> _EXERCISE AIM_:
Copy out, from the entries below, each line holding the string "kind".

> _RECORDS FOR THE EXERCISE_:
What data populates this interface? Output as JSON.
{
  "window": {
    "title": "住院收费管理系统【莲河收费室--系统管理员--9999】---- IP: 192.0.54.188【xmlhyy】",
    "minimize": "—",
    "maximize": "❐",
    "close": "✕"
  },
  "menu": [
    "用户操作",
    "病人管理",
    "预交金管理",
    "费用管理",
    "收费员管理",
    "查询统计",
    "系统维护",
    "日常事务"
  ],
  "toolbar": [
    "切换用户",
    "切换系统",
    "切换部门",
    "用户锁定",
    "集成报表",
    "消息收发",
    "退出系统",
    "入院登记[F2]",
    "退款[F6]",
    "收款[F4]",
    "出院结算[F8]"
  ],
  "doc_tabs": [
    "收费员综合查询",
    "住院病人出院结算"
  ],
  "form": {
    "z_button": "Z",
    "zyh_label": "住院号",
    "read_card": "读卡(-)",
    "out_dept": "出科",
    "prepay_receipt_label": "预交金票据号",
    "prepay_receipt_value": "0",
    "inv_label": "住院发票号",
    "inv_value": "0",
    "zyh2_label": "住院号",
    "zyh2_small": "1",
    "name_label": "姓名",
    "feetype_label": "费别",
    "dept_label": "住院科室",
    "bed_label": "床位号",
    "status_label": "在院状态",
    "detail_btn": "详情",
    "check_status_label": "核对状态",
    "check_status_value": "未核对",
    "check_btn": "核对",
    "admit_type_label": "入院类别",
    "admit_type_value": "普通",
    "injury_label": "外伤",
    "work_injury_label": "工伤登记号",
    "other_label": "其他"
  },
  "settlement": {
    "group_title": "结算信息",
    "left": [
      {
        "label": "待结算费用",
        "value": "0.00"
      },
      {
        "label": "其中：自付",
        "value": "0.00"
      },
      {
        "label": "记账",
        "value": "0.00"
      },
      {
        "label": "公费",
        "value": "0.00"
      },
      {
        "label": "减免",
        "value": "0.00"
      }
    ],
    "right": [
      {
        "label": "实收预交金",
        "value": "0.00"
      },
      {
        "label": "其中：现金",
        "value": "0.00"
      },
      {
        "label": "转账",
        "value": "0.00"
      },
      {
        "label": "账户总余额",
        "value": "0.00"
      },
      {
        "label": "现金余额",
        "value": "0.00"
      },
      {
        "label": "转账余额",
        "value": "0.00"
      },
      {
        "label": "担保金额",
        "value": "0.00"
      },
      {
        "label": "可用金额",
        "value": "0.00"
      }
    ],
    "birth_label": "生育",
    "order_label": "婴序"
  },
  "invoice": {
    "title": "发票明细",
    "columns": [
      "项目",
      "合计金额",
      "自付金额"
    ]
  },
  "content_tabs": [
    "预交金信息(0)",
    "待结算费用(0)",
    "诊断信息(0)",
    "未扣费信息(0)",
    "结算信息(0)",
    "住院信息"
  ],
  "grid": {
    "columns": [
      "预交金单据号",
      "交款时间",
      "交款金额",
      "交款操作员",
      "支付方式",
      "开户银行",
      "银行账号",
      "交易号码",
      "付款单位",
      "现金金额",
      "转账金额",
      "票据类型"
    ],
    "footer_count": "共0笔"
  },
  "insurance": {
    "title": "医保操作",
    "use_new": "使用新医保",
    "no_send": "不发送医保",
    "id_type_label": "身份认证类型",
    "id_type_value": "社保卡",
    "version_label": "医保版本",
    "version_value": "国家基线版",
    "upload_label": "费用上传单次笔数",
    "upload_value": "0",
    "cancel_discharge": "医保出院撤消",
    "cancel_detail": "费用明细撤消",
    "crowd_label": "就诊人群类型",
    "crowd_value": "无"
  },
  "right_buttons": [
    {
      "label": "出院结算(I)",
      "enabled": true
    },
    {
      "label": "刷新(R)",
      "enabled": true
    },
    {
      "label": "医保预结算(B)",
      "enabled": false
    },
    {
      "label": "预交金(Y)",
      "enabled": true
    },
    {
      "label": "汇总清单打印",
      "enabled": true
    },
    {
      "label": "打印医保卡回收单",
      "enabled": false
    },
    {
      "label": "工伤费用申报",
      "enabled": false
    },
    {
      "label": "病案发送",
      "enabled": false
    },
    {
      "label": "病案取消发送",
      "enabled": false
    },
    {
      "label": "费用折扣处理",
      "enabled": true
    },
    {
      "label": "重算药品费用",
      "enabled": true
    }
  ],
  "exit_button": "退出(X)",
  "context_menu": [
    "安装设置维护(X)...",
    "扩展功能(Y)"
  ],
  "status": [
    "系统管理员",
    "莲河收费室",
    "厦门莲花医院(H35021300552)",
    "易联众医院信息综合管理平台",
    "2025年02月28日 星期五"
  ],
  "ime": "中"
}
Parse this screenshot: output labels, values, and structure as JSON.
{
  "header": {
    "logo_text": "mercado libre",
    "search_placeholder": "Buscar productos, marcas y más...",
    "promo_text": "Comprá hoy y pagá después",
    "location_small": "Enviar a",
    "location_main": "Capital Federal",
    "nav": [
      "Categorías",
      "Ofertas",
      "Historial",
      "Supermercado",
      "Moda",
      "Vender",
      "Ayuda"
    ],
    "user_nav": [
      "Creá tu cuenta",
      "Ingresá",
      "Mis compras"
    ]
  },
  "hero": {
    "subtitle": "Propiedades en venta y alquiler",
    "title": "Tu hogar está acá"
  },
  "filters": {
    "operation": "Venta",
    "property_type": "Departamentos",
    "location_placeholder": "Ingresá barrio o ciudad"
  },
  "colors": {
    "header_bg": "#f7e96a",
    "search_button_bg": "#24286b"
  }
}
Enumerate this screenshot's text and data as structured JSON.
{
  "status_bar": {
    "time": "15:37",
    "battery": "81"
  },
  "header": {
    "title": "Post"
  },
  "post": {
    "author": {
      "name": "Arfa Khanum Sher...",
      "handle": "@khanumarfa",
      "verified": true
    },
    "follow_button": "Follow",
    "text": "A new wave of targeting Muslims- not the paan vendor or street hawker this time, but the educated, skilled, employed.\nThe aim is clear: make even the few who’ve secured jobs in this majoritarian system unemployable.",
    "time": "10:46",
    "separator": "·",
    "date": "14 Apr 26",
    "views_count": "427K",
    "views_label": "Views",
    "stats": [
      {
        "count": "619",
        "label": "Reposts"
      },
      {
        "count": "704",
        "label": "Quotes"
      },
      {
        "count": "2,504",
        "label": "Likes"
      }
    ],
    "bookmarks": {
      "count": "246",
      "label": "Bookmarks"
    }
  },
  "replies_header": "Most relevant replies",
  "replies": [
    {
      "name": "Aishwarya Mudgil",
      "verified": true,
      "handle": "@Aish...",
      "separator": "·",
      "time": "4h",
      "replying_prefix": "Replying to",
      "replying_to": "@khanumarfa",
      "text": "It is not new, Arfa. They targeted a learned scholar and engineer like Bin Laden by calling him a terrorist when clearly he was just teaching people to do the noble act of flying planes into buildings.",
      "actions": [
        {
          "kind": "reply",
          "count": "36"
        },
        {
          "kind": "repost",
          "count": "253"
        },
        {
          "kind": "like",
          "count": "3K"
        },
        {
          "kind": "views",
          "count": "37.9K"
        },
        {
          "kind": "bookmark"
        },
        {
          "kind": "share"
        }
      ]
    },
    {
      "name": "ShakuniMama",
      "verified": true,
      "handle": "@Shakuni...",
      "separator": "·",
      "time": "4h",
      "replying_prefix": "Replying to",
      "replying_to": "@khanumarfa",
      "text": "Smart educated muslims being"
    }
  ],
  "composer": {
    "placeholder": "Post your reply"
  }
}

> _OUTPUT OF THE EXERCISE_:
          "kind": "reply",
          "kind": "repost",
          "kind": "like",
          "kind": "views",
          "kind": "bookmark"
          "kind": "share"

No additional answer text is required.